■ WORK INSTRUCTION ■
Return every line from the listing where the word "true" occurs.
START EXTRACTED MATERIAL
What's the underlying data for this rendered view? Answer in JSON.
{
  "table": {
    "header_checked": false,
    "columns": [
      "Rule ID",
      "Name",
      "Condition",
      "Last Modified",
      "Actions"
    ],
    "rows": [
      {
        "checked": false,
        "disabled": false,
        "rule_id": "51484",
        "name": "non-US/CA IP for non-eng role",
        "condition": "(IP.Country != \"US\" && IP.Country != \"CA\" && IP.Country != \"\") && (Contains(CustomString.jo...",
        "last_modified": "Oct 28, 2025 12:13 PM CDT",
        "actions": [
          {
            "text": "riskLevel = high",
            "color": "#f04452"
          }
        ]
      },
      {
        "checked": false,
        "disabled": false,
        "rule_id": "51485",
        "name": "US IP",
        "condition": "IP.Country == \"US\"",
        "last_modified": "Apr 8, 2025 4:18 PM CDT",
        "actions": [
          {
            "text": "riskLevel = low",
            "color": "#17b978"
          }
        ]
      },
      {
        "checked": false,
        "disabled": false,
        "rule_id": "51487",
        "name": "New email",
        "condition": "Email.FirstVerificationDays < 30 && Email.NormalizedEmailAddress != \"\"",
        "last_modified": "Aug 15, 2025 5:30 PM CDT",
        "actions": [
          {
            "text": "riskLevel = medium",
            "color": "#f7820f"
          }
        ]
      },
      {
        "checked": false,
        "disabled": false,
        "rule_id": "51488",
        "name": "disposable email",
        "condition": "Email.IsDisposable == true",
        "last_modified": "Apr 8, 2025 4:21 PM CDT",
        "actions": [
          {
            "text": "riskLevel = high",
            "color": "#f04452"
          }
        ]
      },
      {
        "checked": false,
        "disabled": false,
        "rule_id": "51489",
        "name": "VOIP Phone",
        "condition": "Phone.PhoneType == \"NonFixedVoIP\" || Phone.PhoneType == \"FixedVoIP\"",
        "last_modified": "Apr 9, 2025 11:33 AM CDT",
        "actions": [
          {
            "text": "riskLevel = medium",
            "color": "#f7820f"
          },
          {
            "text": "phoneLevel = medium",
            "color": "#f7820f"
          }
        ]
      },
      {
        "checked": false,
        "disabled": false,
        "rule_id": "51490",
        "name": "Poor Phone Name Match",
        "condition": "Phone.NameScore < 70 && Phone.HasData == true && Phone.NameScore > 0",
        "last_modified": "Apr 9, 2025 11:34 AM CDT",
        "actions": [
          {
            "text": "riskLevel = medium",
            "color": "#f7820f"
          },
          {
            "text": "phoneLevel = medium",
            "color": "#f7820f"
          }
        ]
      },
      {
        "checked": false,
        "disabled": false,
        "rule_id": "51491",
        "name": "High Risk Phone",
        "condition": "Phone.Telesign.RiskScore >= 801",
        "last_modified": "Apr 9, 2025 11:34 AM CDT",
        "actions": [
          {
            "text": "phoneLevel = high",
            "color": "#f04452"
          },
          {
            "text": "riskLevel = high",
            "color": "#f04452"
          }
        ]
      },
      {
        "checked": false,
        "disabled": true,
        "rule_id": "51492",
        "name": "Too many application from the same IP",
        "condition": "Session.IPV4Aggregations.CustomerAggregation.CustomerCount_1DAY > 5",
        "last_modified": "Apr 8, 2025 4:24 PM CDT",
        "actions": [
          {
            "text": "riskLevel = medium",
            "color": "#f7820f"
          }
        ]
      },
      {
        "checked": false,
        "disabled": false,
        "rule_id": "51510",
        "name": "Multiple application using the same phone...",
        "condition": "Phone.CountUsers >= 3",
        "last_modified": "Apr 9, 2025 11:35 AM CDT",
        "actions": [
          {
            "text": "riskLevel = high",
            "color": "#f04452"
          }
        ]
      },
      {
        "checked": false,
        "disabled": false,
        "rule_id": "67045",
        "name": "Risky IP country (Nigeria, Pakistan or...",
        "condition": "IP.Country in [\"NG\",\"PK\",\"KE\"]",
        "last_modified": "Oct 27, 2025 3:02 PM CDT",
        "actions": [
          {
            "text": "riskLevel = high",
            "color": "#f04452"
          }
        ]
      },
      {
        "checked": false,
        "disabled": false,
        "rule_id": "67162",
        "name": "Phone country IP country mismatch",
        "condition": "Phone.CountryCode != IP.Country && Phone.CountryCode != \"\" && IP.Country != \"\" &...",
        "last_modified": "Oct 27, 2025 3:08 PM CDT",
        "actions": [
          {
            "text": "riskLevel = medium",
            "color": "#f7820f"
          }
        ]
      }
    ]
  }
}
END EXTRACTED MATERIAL
■ ANSWER BOX ■
        "condition": "Email.IsDisposable == true",
        "condition": "Phone.NameScore < 70 && Phone.HasData == true && Phone.NameScore > 0",
        "disabled": true,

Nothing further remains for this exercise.